When Egyptian officials first announced that wreckage of the airliner had been located, this information was flashed around the world via top news agencies without hesitation. However, hours later, officials apologised, saying debris spotted was not part of the aircraft. This caused a scramble in readjusting coverage, as there was confusion over how information could be released without absolute confirmation that it was fact.

That happens quite frequently in major events and that is why most professional journalists will always use the term “We are unable to confirm at this time, but we understand there are reports that ...” This puts the journalist in the position of providing information, without declaring it as fact. After all, the anchor for good journalism is truth at all times.

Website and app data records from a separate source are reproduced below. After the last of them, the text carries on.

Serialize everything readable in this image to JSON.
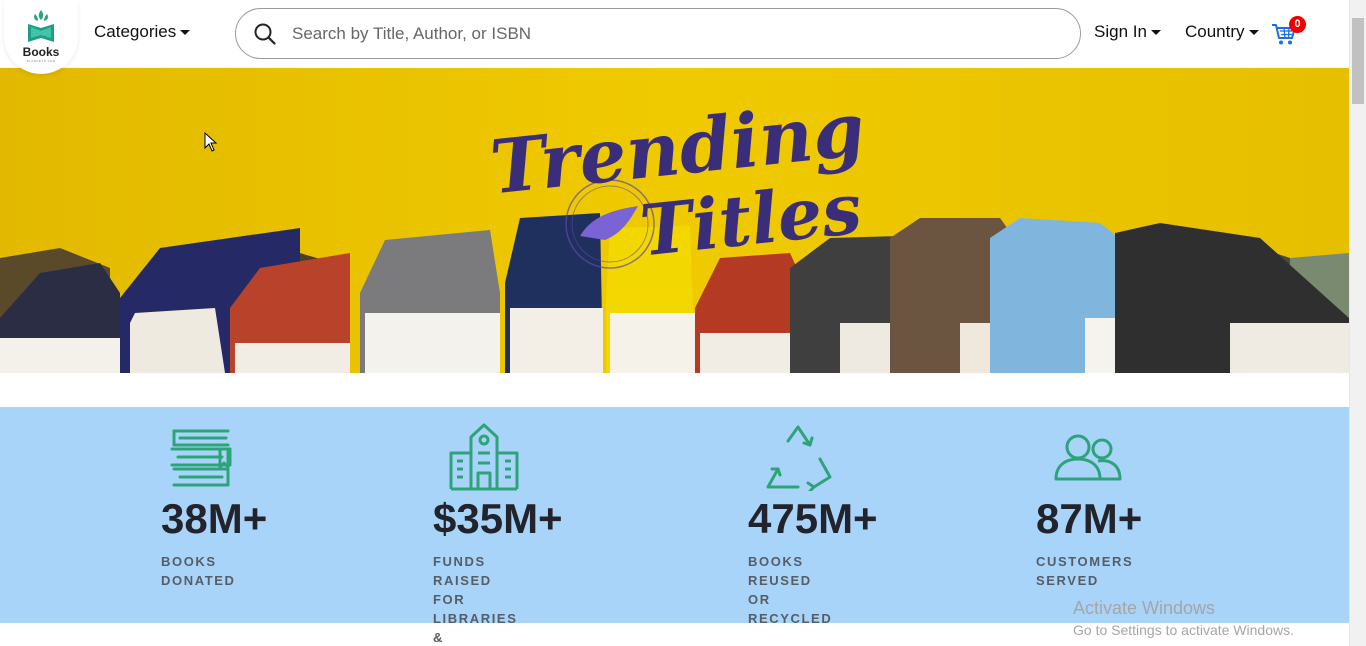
{
  "header": {
    "logo_text": "Books",
    "logo_subtext": "BLANKETS FOR",
    "categories_label": "Categories",
    "search_placeholder": "Search by Title, Author, or ISBN",
    "signin_label": "Sign In",
    "country_label": "Country",
    "cart_count": "0"
  },
  "hero": {
    "title_line1": "Trending",
    "title_line2": "Titles",
    "background_color": "#ecc600"
  },
  "stats": [
    {
      "icon": "books-stack-icon",
      "value": "38M+",
      "label_line1": "BOOKS DONATED",
      "label_line2": ""
    },
    {
      "icon": "library-building-icon",
      "value": "$35M+",
      "label_line1": "FUNDS RAISED FOR",
      "label_line2": "LIBRARIES & LITERACY"
    },
    {
      "icon": "recycle-icon",
      "value": "475M+",
      "label_line1": "BOOKS REUSED",
      "label_line2": "OR RECYCLED"
    },
    {
      "icon": "customers-icon",
      "value": "87M+",
      "label_line1": "CUSTOMERS SERVED",
      "label_line2": ""
    }
  ],
  "colors": {
    "accent_green": "#2ea37a",
    "stats_background": "#a8d4fa",
    "title_purple": "#3a2d7a",
    "cart_blue": "#1d6fe0",
    "badge_red": "#e00000"
  },
  "watermark": {
    "line1": "Activate Windows",
    "line2": "Go to Settings to activate Windows."
  }
}
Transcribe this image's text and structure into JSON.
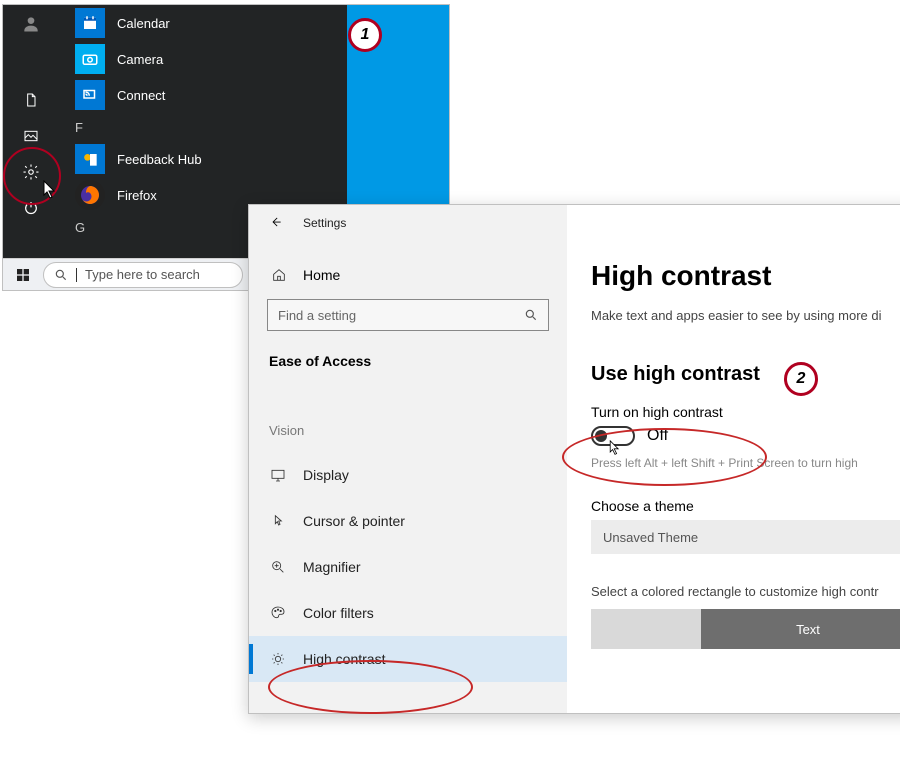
{
  "startmenu": {
    "apps": {
      "calendar": "Calendar",
      "camera": "Camera",
      "connect": "Connect",
      "feedback": "Feedback Hub",
      "firefox": "Firefox"
    },
    "letter_f": "F",
    "letter_g": "G",
    "search_placeholder": "Type here to search"
  },
  "badges": {
    "one": "1",
    "two": "2"
  },
  "settings": {
    "window_title": "Settings",
    "home": "Home",
    "search_placeholder": "Find a setting",
    "category": "Ease of Access",
    "vision_group": "Vision",
    "nav": {
      "display": "Display",
      "cursor": "Cursor & pointer",
      "magnifier": "Magnifier",
      "colorfilters": "Color filters",
      "highcontrast": "High contrast"
    },
    "page": {
      "title": "High contrast",
      "subtitle": "Make text and apps easier to see by using more di",
      "use_heading": "Use high contrast",
      "toggle_label": "Turn on high contrast",
      "toggle_value": "Off",
      "shortcut_hint": "Press left Alt + left Shift + Print Screen to turn high",
      "choose_theme": "Choose a theme",
      "theme_value": "Unsaved Theme",
      "customize_caption": "Select a colored rectangle to customize high contr",
      "swatch_text": "Text"
    }
  }
}
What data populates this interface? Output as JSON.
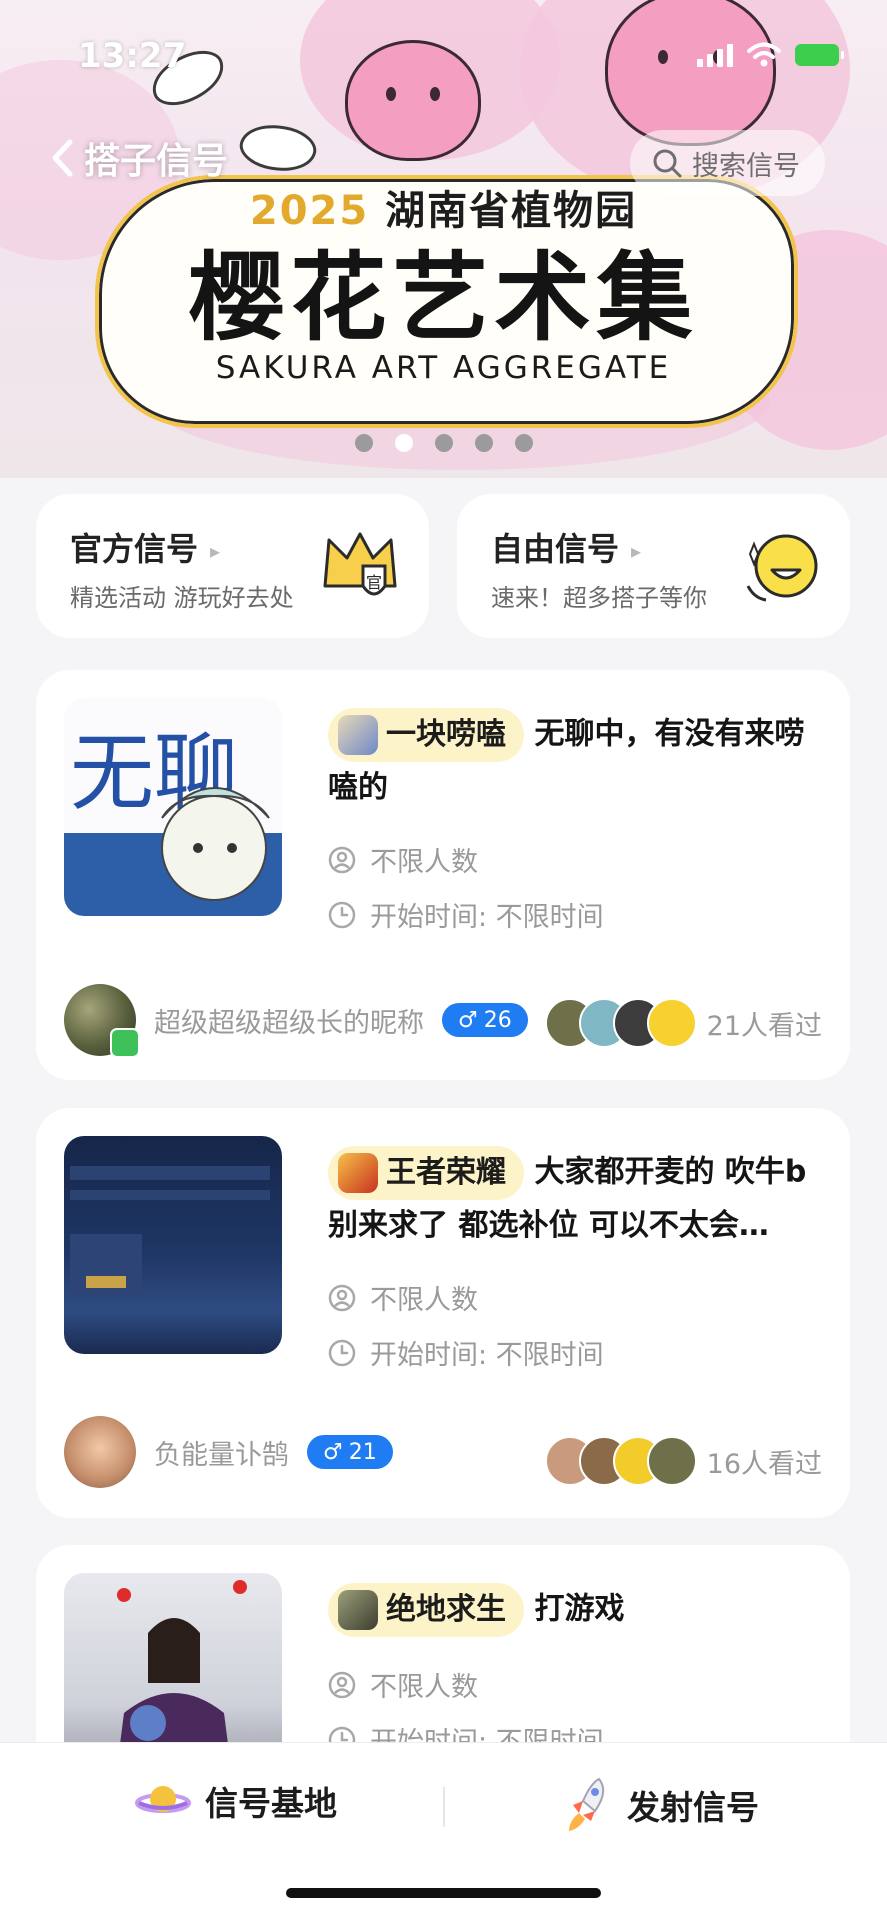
{
  "status_bar": {
    "time": "13:27"
  },
  "banner": {
    "year": "2025",
    "venue": "湖南省植物园",
    "title": "樱花艺术集",
    "subtitle_en": "SAKURA ART AGGREGATE",
    "carousel": {
      "count": 5,
      "active_index": 1
    }
  },
  "nav": {
    "back_label": "搭子信号"
  },
  "search": {
    "placeholder": "搜索信号"
  },
  "quick_cards": [
    {
      "title": "官方信号",
      "subtitle": "精选活动 游玩好去处",
      "badge": "官"
    },
    {
      "title": "自由信号",
      "subtitle": "速来！超多搭子等你"
    }
  ],
  "feed": [
    {
      "tag": "一块唠嗑",
      "headline_text": "无聊中，有没有来唠嗑的",
      "capacity": "不限人数",
      "start_time": "开始时间: 不限时间",
      "author_name": "超级超级超级长的昵称",
      "gender_symbol": "♂",
      "age": "26",
      "viewers_text": "21人看过",
      "thumb_text": "无聊"
    },
    {
      "tag": "王者荣耀",
      "headline_text": "大家都开麦的 吹牛b别来求了 都选补位 可以不太会…",
      "capacity": "不限人数",
      "start_time": "开始时间: 不限时间",
      "author_name": "负能量讣鹄",
      "gender_symbol": "♂",
      "age": "21",
      "viewers_text": "16人看过"
    },
    {
      "tag": "绝地求生",
      "headline_text": "打游戏",
      "capacity": "不限人数",
      "start_time": "开始时间: 不限时间"
    }
  ],
  "tabbar": {
    "left_label": "信号基地",
    "right_label": "发射信号"
  },
  "colors": {
    "tag_bg": "#fdf3c8",
    "gender_blue": "#1f7cf3",
    "page_bg": "#f5f5f7"
  },
  "icons": [
    "chevron-left-icon",
    "search-icon",
    "crown-icon",
    "smiley-icon",
    "person-icon",
    "clock-icon",
    "planet-icon",
    "rocket-icon"
  ]
}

As expected by world aviation experts following the story, debris from the ill-fated 804 EgyptAir flight was later found, with Egyptian officials providing conclusive evidence that the latest report was accurate. With the plane wreckage also located, the search is now under way to locate the crucial black boxes that usually contain critical information about the final moments of a flight. Flight 804 plunged into the ocean with the loss of 66 lives. Although terrorism is suspected, there is no evidence yet to substantiate this assertion.

Even with international assistance, these investigations can be quite lengthy: the inquiries will involve a number of countries, along with reviews of airport security measures at various airports where the Airbus A320 made stops.

Journalists these days are always challenged by the rapid flow of information, right or wrong, which is constantly crowding cyberspace, where the battle for the spotlight never ends.

This is clearly seen in the present battle in the United States between the Republicans and the Democrats in one of the most bitter political campaigns ever in that country. Journalists are caught in a verbal civil war between political opponents over various issues and a slip of the tongue can have a significant impact when voters struggle to determine who may be best to serve as president during a an extremely challenging time for the world.

Professional journalists are not in the business of making news, but they are charged with reporting truth as they uncover it with the highest standards of accuracy to inform the public.

An example was when the late Morley Safer, of 60 Minutes fame, whose career was celebrated only a week ago, covered an incident in the Vietnam conflict. He boldly reported that some US troops were torching the homes of civilians, which he knew was wrong. Safer was criticised by some government officials for that report, but it never stopped him from placing truth at the top of his list, whenever he set out to do a story. This journalist, who passed away some days after his retirement last week, should be remembered for helping to keep good journalism alive.

All governments in free societies should be fully aware that the task of journalists is to reveal truths, no matter who benefits or who could be hurt by a disclosure. That is why good journalism remains a watchdog for all who respect truth and freedom.